Of the six romance novels I read, the most interesting character was an aging, slow moving overweight Rotweiller who appeared to have a foot fetish.
Okay. So a romance novel is not supposed to reflect reality. I accept that. But even “happily ever after” doesn’t always have to be the same. I was positively dumbfounded when one of the books ended with the couple deciding NOT to have children, opting instead for 40 years of uninterrupted and, of course, explosive sex.
All I’m asking for here is some semblance of creativity. I’m speaking as a lover of good fiction, and good fiction should be creative. Good fiction doesn’t tell the same old, tired, inane story over and over again with only a dozen or so minor variations so that, in the end, although I could probably care less whether this endlessly perfect couple gets together it would be difficult. By the time I got to the end of the sixth novel, I was actually hoping the guy would refuse to give up his bachelorhood regardless of how good the sex was.
Here’s a thought. How about a story about a perfect man and a perfect woman who are attracted to each other but the sex isn’t explosive right off the bat? In fact, it leaves them both dissatisfied. But they still like each other and enjoy each other’s company and make each other laugh and don’t want to lose each other even if the sex doesn’t work.
Okay. So make the sex work – but not until the end of the story. Let me wonder whether they’re going to work it out and how. That way, when they do, I can savor that moment right along with them. Make them wait for it. And me, too.
Here’s another wild thought. Why do the hero and heroine have to be physically perfect in every detail? Now don’t get me wrong. I have nothing at all against good looks. I keep a suitcase packed just in case Pierce Brosnan calls to tell me that he’s finally realized that I’m the only woman he ever wanted. We all have our fantasies.
Still, how about a story about a tall perfect specimen of a man who, for reasons he himself does not understand at first, is attracted to a short, flat-chested woman with a gelatinous butt? Or to a woman confined to a wheel chair? Or a story about a tall perfect specimen of a woman who is drawn to a man who looks like the Pillsbury Doughboy? Or a man who has a speech impediment? Or a club foot? Or facial scars from an old war wound?
The possibilities are limitless.
Unfortunately, for me anyway, romance novels are just too limited in scope. I’m going back to mysteries.

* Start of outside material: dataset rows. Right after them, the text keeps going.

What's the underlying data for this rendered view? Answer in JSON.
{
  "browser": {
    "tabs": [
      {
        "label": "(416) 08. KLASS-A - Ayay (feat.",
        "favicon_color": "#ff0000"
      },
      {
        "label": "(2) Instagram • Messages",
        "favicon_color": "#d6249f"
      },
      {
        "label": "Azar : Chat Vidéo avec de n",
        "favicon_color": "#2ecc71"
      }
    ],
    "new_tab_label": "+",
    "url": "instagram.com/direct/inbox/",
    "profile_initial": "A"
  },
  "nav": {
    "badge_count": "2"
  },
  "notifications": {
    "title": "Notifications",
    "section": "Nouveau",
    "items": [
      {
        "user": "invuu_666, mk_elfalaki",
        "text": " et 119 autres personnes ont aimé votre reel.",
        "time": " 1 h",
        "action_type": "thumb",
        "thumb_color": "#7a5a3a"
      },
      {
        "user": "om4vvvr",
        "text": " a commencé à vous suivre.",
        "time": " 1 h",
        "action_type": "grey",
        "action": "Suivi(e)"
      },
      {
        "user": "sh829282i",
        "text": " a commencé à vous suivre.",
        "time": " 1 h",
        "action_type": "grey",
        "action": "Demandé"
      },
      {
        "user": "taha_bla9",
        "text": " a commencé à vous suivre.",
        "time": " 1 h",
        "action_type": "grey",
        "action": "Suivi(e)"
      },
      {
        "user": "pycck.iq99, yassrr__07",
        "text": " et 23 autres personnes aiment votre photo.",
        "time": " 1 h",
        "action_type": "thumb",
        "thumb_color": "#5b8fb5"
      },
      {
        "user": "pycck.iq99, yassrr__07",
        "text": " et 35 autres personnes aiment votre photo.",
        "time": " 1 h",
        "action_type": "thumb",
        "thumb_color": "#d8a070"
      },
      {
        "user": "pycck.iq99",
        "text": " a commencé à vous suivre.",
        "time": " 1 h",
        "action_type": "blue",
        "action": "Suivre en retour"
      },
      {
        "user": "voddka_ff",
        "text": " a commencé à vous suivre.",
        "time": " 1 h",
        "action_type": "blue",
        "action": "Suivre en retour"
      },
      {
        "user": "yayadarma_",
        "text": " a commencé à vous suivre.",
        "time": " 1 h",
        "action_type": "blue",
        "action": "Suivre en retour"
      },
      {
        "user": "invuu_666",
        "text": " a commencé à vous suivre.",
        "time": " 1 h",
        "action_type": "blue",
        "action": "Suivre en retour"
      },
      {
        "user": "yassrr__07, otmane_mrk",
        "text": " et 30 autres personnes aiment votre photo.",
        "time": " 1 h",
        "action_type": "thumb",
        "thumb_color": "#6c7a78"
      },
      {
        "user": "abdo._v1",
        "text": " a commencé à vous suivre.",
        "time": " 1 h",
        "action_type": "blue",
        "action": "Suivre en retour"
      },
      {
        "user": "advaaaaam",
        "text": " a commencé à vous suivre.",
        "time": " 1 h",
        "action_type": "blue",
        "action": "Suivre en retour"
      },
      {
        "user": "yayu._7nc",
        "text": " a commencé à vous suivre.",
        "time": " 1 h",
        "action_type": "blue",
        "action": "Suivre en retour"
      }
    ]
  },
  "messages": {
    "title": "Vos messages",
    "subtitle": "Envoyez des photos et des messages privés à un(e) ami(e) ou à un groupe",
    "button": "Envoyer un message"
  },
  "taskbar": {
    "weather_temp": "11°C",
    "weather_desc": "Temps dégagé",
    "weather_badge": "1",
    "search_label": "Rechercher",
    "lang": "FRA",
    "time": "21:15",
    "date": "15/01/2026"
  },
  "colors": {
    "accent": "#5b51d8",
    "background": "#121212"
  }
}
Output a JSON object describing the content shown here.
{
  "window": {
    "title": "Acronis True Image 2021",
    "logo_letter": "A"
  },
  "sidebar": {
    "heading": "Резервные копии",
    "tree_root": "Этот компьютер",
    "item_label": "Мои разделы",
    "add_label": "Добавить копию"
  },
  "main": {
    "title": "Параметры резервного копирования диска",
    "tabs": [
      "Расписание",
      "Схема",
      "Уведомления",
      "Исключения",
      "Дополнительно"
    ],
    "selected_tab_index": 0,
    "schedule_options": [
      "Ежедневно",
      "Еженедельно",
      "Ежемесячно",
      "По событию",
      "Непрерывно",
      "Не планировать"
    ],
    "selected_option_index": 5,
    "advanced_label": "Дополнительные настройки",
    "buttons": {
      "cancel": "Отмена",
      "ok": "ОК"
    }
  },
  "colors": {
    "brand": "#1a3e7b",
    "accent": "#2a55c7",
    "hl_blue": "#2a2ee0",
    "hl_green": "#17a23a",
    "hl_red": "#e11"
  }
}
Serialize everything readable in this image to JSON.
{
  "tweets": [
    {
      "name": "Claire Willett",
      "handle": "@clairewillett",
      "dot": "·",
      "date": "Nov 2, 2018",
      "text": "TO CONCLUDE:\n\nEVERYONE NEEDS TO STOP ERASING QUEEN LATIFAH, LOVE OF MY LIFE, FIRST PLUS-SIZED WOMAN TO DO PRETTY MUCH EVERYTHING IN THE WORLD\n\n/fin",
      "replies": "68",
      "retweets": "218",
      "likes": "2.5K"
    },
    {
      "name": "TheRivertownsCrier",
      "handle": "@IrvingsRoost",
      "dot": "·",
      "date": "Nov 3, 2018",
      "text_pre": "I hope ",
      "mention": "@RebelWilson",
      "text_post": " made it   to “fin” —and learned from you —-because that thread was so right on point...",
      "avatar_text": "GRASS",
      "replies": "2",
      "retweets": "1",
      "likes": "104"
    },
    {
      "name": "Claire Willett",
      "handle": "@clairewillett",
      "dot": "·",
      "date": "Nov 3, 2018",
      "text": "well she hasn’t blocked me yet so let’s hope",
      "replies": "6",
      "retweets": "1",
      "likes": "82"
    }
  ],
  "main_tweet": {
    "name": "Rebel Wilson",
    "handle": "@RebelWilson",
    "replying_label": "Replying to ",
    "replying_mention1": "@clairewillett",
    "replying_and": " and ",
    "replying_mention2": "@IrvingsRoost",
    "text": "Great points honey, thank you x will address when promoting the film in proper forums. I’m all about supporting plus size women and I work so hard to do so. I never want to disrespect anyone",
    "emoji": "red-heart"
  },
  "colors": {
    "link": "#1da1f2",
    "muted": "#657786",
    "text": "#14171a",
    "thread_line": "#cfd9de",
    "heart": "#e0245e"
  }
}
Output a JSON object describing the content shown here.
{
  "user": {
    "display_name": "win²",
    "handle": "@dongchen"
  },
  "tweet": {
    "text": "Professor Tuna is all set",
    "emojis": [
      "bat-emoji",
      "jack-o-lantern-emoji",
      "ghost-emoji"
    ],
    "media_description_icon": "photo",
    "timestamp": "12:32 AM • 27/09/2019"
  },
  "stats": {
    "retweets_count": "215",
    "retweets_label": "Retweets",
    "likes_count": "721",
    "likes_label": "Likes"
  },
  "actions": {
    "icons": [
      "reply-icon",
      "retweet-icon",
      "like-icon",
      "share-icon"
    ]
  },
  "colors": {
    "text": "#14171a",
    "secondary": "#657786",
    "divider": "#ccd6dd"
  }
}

“Suddenly a shot rang out. The door slammed and the maid screamed.” And on the floor of the library is a body with multiple stab wounds. The possibilities are limitless.